In two separate actions, the City of Milton Common Council Tuesday approved the drafting of ordinances that would allow city residents to keep chickens and bees.
Council further approved the scheduling of public hearings for each draft to be held when the proposed ordinances returned to council for a first reading.
Proposing urban chickens in Milton is not new, City Administrator Al Hulick, said, noting that an urban chicken ordinance had come before council in 2015, but failed during the first reading.
An urban beekeeping ordinance had not been considered in the past, he said.
Hulick said a beekeeping ordinance had been brought to staff’s attention over the last few years “a handful” of times.
Councilmember Larry Laehn had also “prompted the conversation” by researching the topic and providing council with a draft of what he thought might be appropriate, Hulick said.
Laehn said he thought suggestions offered in the example ordinance he provided were in keeping with Milton’s environmental and quality of life philosophies.
His suggested draft allowed specifically for the keeping of honeybees, which, Laehn said, were a nonaggressive species.
While citing potential dangers posed to residents with allergies, Councilmember Bill Wilson said he thought the idea was “generally a good thing.”
Councilmember Theresa Rusch said when she first learned there would be discussion about an urban bee ordinance, she asked herself: “Are you guys nuts?”
She, too worried about allergies, but had since contacted a beekeeper and had been persuaded to consider the topic.
“We can educate people of the benefit of bees and pollination … one-third of our food supply comes from pollination,” she said.
Council discussed the pros and cons of allowing urban chickens.
Councilmember Lynda Clark said when people learn she is on council, they next ask: “Can I have a chicken?”
“I think it’s time to bring it up again,” she said.
Wilson asked if the coop would be considered a structure. He noted that city code allows for up to three disconnected structures on a city lot.
Director of Public Works Howard Robinson said the city did not count doghouses as structures and thought chicken coops would be viewed similarly.
Rusch said she had some concerns about urban chickens, asking: ”Would we have a chicken inspector?”
She said she anticipated complaints associated with “smelly droppings,” noise and the attraction of rodents.
Without conscientious daily maintenance, she said, the animals could bring lice and mites.
“What happens if a chicken is ill, and what happens when they begin to age, will that be dealt with through euthanasia?” she asked.
Laehn said he had been in conversations with City of Milwaukee officials who told him that they had had an urban chicken ordinance for several years.

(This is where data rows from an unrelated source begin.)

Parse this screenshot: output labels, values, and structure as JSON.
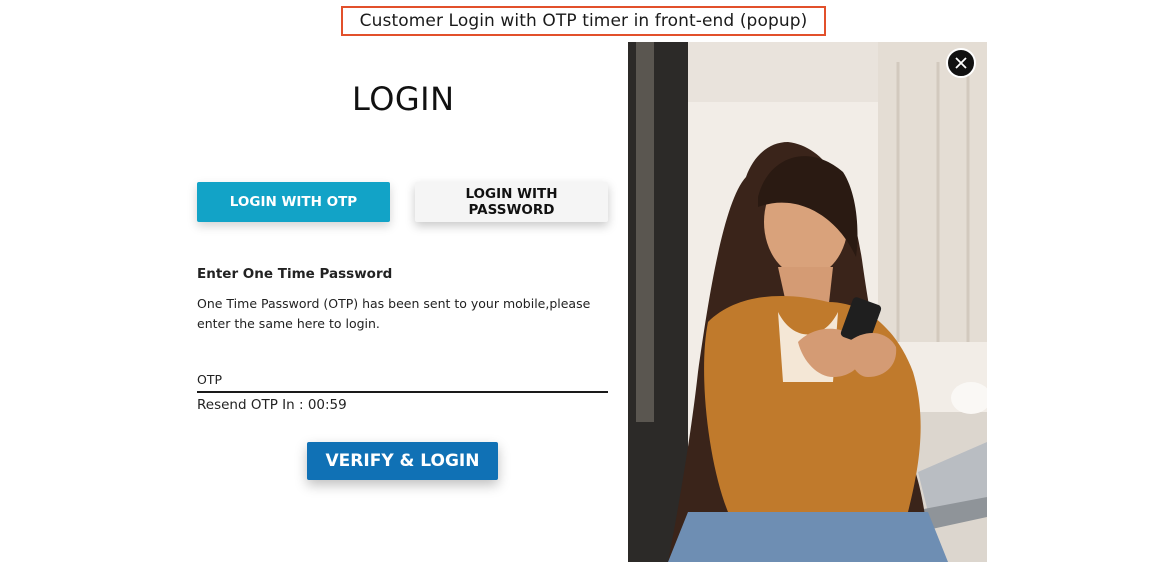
{
  "caption": "Customer Login with OTP timer in front-end (popup)",
  "popup": {
    "title": "LOGIN",
    "tabs": [
      {
        "label": "LOGIN WITH OTP",
        "active": true
      },
      {
        "label": "LOGIN WITH PASSWORD",
        "active": false
      }
    ],
    "otp_section": {
      "heading": "Enter One Time Password",
      "description": "One Time Password (OTP) has been sent to your mobile,please enter the same here to login.",
      "input_placeholder": "OTP",
      "input_value": "",
      "resend_label": "Resend OTP In : ",
      "resend_timer": "00:59"
    },
    "verify_button": "VERIFY & LOGIN",
    "close_icon": "close-icon",
    "image_icon": "photo-woman-using-phone"
  },
  "colors": {
    "caption_border": "#e2502b",
    "otp_tab": "#12a3c7",
    "password_tab": "#f5f5f5",
    "verify_button": "#1071b5",
    "close_button": "#111111"
  }
}
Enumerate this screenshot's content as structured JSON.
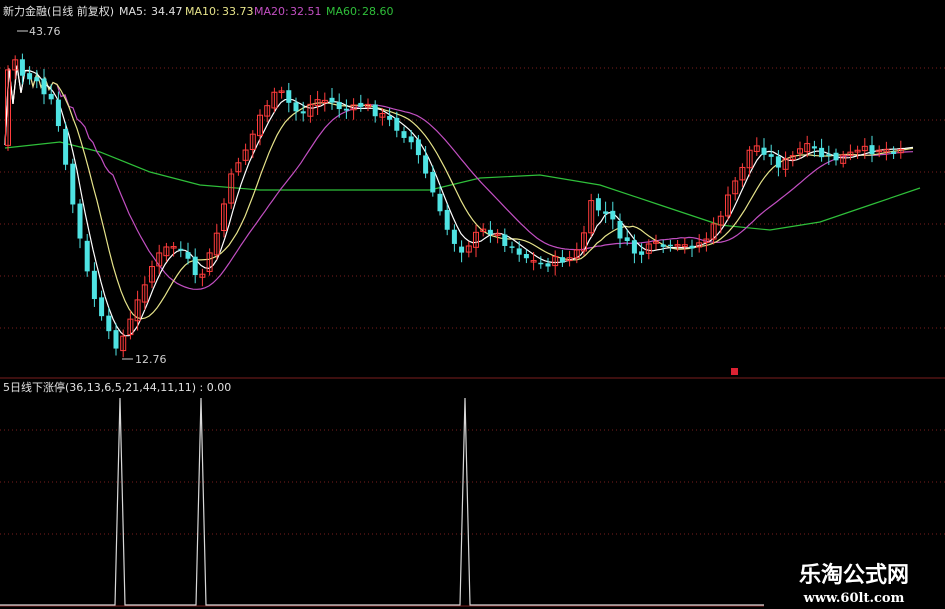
{
  "main_panel": {
    "header": {
      "name": "新力金融(日线 前复权)",
      "ma5_label": "MA5:",
      "ma5_value": "34.47",
      "ma10_label": "MA10:",
      "ma10_value": "33.73",
      "ma20_label": "MA20:",
      "ma20_value": "32.51",
      "ma60_label": "MA60:",
      "ma60_value": "28.60"
    },
    "high_label": "43.76",
    "low_label": "12.76",
    "colors": {
      "up": "#ff3c3c",
      "down": "#4fe3e3",
      "ma5": "#ffffff",
      "ma10": "#e6e38a",
      "ma20": "#c24fc2",
      "ma60": "#2fbf3a",
      "grid": "#7a1e1e"
    }
  },
  "indicator_panel": {
    "title": "5日线下涨停(36,13,6,5,21,44,11,11) : 0.00",
    "spike_count": 3
  },
  "watermark": {
    "line1": "乐淘公式网",
    "line2": "www.60lt.com"
  },
  "chart_data": [
    {
      "type": "candlestick",
      "title": "新力金融(日线 前复权)",
      "y_range": [
        12.76,
        43.76
      ],
      "high": 43.76,
      "low": 12.76,
      "series": [
        {
          "name": "MA5",
          "last": 34.47
        },
        {
          "name": "MA10",
          "last": 33.73
        },
        {
          "name": "MA20",
          "last": 32.51
        },
        {
          "name": "MA60",
          "last": 28.6
        }
      ]
    },
    {
      "type": "line",
      "title": "5日线下涨停(36,13,6,5,21,44,11,11) : 0.00",
      "signal_indices": [
        0,
        1,
        2
      ],
      "y_range": [
        0,
        1
      ]
    }
  ]
}
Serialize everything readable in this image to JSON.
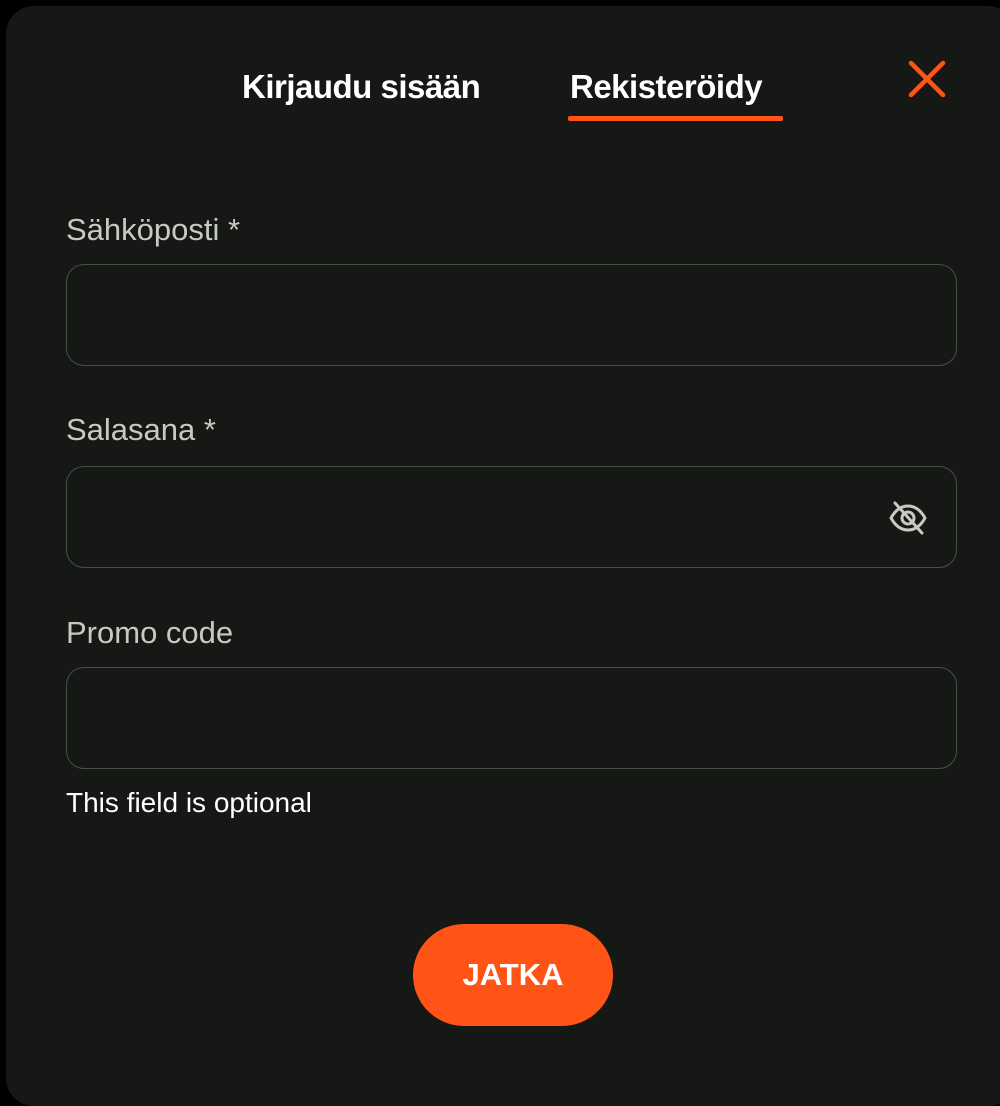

“They said they had very little problems with people who raise chickens,” and that “people who raise chickens are very good at taking care of them,” Laehn said.
When it came to feces, Laehn said, “I’d argue that we have more problems with dogs and cats.”
His draft limited each property owner to four chickens and did not allow roosters, he said.
“Home grown eggs are really good for people health-wise,” Laehn said.